:: Input ::
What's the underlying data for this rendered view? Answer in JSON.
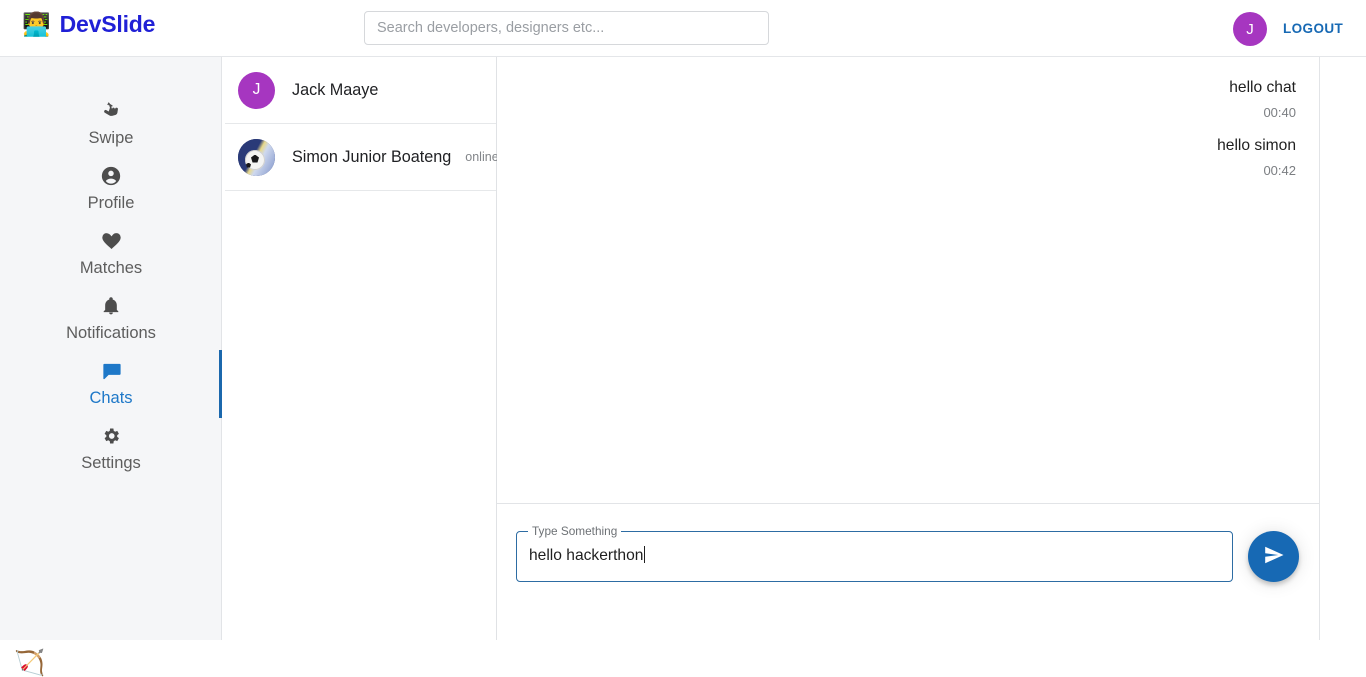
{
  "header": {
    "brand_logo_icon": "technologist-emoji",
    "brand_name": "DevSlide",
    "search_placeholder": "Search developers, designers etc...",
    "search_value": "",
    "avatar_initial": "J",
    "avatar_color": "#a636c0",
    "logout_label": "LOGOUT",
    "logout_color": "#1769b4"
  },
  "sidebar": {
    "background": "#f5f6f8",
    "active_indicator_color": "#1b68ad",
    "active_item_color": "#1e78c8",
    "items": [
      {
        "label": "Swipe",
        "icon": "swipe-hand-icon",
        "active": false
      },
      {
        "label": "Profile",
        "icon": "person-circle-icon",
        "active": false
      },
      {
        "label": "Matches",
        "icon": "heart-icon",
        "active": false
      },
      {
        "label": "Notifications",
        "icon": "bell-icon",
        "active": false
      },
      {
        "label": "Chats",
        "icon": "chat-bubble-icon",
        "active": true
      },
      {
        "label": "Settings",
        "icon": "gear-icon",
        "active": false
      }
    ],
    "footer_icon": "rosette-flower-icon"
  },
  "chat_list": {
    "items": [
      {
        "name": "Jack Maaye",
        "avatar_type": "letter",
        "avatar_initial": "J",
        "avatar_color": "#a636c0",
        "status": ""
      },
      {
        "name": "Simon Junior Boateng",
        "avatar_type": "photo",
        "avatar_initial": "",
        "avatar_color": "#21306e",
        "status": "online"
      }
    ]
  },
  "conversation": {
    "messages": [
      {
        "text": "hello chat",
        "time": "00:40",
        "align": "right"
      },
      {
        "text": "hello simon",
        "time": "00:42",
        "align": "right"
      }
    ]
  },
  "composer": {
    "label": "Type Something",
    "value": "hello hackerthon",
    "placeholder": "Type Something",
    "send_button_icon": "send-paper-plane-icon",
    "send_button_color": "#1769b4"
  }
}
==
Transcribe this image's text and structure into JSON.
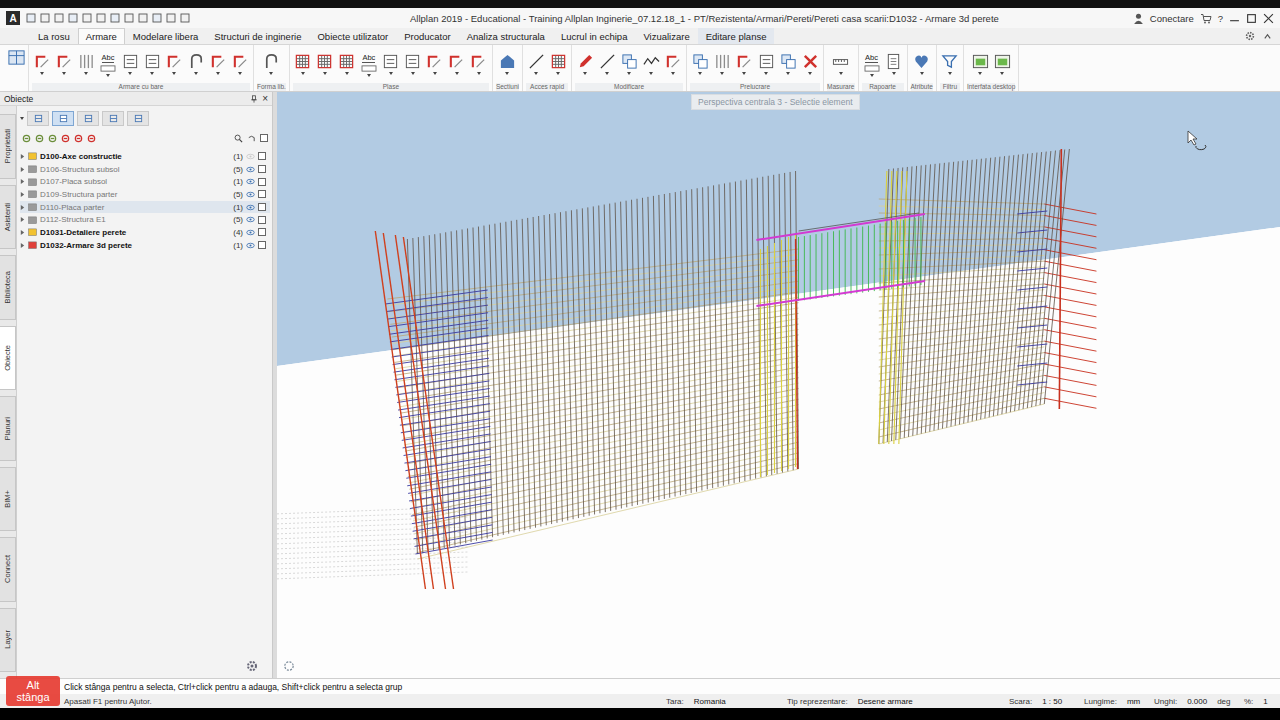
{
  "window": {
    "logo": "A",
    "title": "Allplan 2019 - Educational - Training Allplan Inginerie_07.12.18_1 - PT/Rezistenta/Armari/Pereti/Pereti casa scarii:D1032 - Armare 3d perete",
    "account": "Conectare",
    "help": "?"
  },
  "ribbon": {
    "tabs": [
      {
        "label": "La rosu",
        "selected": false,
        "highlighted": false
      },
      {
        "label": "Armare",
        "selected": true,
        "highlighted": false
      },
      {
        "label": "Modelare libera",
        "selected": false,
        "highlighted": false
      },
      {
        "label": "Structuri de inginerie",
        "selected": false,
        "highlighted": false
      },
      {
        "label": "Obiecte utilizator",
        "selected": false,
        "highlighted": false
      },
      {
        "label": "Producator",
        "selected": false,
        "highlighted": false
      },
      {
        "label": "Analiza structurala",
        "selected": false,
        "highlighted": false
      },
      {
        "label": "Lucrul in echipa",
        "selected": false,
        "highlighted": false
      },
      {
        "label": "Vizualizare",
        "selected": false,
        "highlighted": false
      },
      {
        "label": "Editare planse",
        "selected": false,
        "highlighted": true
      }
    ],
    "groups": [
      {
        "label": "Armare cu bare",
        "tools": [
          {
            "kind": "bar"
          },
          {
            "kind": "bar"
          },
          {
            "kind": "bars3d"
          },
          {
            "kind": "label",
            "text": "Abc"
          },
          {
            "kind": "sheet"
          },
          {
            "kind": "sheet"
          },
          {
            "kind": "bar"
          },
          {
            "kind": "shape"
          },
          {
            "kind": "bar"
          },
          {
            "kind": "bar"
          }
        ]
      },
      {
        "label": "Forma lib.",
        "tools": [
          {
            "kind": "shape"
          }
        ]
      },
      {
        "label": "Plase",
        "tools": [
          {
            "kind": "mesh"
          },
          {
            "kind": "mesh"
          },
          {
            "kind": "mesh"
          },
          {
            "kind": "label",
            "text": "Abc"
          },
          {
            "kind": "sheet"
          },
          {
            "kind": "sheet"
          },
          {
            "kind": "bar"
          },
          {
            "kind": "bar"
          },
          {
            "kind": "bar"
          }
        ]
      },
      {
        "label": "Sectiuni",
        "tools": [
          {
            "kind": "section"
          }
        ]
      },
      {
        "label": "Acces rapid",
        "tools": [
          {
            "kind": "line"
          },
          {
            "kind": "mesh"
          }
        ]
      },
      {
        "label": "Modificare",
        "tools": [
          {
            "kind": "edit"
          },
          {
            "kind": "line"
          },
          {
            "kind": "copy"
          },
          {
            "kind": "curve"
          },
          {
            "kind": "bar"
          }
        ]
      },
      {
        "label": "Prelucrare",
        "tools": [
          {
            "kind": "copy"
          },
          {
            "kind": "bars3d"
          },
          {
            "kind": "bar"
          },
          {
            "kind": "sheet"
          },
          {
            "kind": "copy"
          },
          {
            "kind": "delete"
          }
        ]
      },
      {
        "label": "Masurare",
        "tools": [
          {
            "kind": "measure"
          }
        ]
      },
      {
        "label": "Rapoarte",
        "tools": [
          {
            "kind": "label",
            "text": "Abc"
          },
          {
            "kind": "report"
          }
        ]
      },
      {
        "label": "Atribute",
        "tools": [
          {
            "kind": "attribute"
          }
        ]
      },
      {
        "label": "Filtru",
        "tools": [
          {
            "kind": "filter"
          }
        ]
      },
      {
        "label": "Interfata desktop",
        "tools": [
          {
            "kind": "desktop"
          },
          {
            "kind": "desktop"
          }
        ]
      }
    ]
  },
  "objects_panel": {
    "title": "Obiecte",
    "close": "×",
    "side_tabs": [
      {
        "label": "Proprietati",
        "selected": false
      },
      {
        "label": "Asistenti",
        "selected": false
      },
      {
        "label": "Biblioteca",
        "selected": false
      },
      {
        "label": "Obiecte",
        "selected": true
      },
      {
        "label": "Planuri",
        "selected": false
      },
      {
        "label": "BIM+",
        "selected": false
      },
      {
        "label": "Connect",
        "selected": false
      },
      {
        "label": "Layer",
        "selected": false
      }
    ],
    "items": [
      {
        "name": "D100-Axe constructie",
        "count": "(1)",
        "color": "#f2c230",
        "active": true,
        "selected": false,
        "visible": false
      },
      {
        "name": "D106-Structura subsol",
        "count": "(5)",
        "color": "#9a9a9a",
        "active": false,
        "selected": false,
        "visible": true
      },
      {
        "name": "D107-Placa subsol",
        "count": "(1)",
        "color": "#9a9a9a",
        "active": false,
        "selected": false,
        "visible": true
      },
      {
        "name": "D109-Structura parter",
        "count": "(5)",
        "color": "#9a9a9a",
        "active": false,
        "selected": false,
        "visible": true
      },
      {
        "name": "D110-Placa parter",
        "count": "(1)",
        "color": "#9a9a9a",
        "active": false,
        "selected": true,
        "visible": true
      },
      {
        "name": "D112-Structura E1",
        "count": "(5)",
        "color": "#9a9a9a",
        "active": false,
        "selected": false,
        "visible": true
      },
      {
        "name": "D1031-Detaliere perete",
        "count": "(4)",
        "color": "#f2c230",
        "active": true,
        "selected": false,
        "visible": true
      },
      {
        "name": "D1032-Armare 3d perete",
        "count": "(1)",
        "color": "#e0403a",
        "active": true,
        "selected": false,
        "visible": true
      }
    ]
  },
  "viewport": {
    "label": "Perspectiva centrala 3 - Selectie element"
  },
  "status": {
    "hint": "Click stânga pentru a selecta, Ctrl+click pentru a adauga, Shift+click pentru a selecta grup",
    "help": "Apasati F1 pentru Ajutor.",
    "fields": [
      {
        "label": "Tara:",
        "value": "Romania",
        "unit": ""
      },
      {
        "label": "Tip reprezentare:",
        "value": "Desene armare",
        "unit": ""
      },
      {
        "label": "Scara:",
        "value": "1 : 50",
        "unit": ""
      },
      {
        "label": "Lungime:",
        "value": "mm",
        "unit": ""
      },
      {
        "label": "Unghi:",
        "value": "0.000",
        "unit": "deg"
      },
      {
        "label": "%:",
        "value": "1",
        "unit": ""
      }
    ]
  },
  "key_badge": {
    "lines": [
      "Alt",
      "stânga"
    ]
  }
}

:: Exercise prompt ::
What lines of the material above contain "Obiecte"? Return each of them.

:: Written answer ::
        "label": "Obiecte utilizator",
    "title": "Obiecte",
        "label": "Obiecte",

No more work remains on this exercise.